To carry out the demonstration effectively and achieve its set target, the Daily Statesman’s source says, the planners have studied demonstrations from the 1948 Accra looting, the February 28 Crossroads shooting of 1948, the great “Kume Preko” protest of 1995, and, more recently, the Ga-Dangme protests, which were ably managed by the then regional chief of police, Kofi Boakye, who was able to stop troublemakers from going through with their intended plan.

One strategy of the Ga-Dangme protests during the Kufour era was that several diversions were created to confuse the police and draw them away from the agreed routes, to achieve destructive aims. Thankfully, the police were up to the task, having laid out counter-responses and options for containment of the situation.

Our sources also note that in the cases of the Accra lootings and February 28, some blood had to spill before they were victorious. The same incident happened in the February 1966 coup, June 4 and December 31. The same incident, they insist, happened at the “Kume Preko” demonstrations in which Nana Addo Dankwa Akufo-Addo played a leading role.

For the NDC to return to “winnings”, therefore, history will have to relived in the “Kum Yen Preko” demonstration, the strategists maintain.

Containment

Police sources, however give their assurance that they are monitoring all flashpoints in Ghana, including Nima, Odododiodoo, areas dominated by settler farmers and the media for signs of involvement in the plot.

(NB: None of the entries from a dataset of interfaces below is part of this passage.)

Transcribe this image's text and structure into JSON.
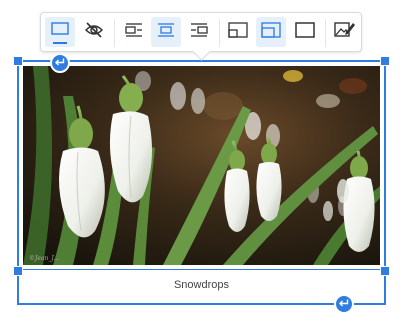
{
  "toolbar": {
    "buttons": [
      {
        "name": "toggle-caption",
        "icon": "caption-icon",
        "active": true
      },
      {
        "name": "alternative-text",
        "icon": "eye-off-icon",
        "active": false
      },
      {
        "name": "align-left-wrap",
        "icon": "align-left-wrap-icon",
        "active": false
      },
      {
        "name": "align-center",
        "icon": "align-center-icon",
        "active": true
      },
      {
        "name": "align-right-wrap",
        "icon": "align-right-wrap-icon",
        "active": false
      },
      {
        "name": "resize-small",
        "icon": "resize-small-icon",
        "active": false
      },
      {
        "name": "resize-medium",
        "icon": "resize-medium-icon",
        "active": true
      },
      {
        "name": "resize-full",
        "icon": "resize-full-icon",
        "active": false
      },
      {
        "name": "edit-image",
        "icon": "image-edit-icon",
        "active": false
      }
    ]
  },
  "image": {
    "watermark": "©Jean_J...",
    "subject_icon": "snowdrop-photo"
  },
  "caption": {
    "text": "Snowdrops"
  },
  "colors": {
    "accent": "#2f7de1",
    "icon": "#333333",
    "active_bg": "#e6f0fb"
  }
}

The police are also designing strategies to prevent any diversions, using minimum force as required by law. They are also monitoring the movement of all names and faces known to the service as leaders or activists of vigilante groups.